Ready to Rumble »

Assessing your skills and your judgment are crucial, particularly when the weather refuses to cooperate. As reported recently in Aviation Safety , legal IFR currency isn't the whole story. More

Emergency Pilot »

Though it seldom happens, a passed-out pilot may be passengers' greatest fear. For frequent passengers, just a little training can make for a happy ending, as Ken Ibold and his frequent passenger, Catherine Ibold, wrote recently in Aviation Safety. More

Prepare for a Successful Underwater Egress »

Although it may not happen as often as deviations from the runway or unintentional VFR flight into IMC, fear of ditching an airplane is high on many pilots' worry lists. Like all emergencies, however, using a checklist and practicing procedures can make the difference when you hit the water. More

Learning My Lessons »

Once upon a time, we were all student pilots, struggling to learn the lessons in our training curriculum and obtain a certificate. Once we got that certificate, though, the learning didn't stop. As our confidence grew, we tried new things, learning by experience. AVweb contributor R. Scott Puddy went through the same process. Here's his story about lessons that combined an encounter with carbon monoxide poisoning and "get-there-itis." More

Vacuum Pump Substitutes from $500 to $300,000 »

Flying around in a single-engine airplane usually means depending on its lone vacuum pump to turn some gyros. Even piston-powered twins have a weak link or two in their systems. Despite training in no-gyro procedures, recent high-profile accidents have demonstrated that failure of the vacuum system is both insidious and a bona fide emergency. In a follow-up to his recent article on vacuum system failures, AVweb's Scott Puddy takes a look at some of the choices available on today's market to back up your vacuum pump. There are a lot of options and a wide range of price points. Which is the best solution for you? More

You — And Only You — Can Fly the Airplane »

Recent fatal accidents involving GA aircraft after either an equipment failure or a non-instrument-rated pilot's encounter with poor weather led the NTSB last week to make several recommendations to the FAA concerning controller training. All that is well and good and should be implemented but, as AVweb's Scott Puddy writes, only the pilot can fly the airplane. More

A Spinning Yarn »

Buzzing and hot-dogging are the leading spin scenarios, often by highly qualified pilots who ought to know better. As Pat Veillette recently reported in Aviation Safety , the solution may not be more spin training, but more training in good judgement. More

Brief for the Approach »

Familiarity can breed confusion when a procedure that you have flown before has been revised and you don't brief for the approach. Even in a single-pilot situation, an approach briefing will ensure you have everything set up properly. Recently in IFR Refresher, Brian Jacobson followed the chain of events that led to an accident during an approach, when the pilot wasn't where he thought he was, and didn't notice the signals warning him. More

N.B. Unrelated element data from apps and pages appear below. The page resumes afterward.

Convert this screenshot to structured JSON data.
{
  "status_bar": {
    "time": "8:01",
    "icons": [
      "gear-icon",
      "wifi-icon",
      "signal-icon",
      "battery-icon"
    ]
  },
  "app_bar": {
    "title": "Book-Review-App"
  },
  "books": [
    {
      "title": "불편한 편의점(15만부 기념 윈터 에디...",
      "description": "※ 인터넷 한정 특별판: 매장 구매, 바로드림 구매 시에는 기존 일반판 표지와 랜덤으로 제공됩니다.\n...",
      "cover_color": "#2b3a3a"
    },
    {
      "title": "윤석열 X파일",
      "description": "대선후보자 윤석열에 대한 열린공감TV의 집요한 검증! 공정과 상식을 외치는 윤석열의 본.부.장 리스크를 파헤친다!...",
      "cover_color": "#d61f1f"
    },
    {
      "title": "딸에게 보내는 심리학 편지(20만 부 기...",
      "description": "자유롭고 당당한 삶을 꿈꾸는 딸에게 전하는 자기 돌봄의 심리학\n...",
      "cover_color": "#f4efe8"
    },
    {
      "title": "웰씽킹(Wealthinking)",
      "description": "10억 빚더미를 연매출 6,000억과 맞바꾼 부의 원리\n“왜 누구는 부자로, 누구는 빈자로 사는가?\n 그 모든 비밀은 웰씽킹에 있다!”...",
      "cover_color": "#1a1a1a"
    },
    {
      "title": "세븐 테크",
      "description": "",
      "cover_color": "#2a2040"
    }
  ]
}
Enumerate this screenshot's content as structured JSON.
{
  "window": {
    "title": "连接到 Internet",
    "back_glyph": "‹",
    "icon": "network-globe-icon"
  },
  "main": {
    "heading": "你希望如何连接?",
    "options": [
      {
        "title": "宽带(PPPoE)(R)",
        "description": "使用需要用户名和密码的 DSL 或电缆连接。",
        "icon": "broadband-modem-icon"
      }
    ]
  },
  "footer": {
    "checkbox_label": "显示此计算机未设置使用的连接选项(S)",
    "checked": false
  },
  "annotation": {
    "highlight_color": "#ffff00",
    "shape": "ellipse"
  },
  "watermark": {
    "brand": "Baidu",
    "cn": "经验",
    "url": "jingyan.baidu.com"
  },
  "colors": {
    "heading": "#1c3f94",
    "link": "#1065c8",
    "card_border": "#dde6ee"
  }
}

Far from Proficient »

When airplane systems fail in IMC, extraordinary piloting skills will be required to sort out the problem and maintain control of the flight. As Brian M. Jacobson reported in IFR Refresher, if you cut short your training, you may fall short of your intended destination. More

Fatally Flawed »

The question of the day following the events of September 11 became the question of the hour after an enraged passenger recently gained in-flight access to the cockpit of a United Airlines 777. Should airline transport pilots carry weapons? Like many of us, Ken Cubbin a career flight crewmember has some strong feelings on the subject. More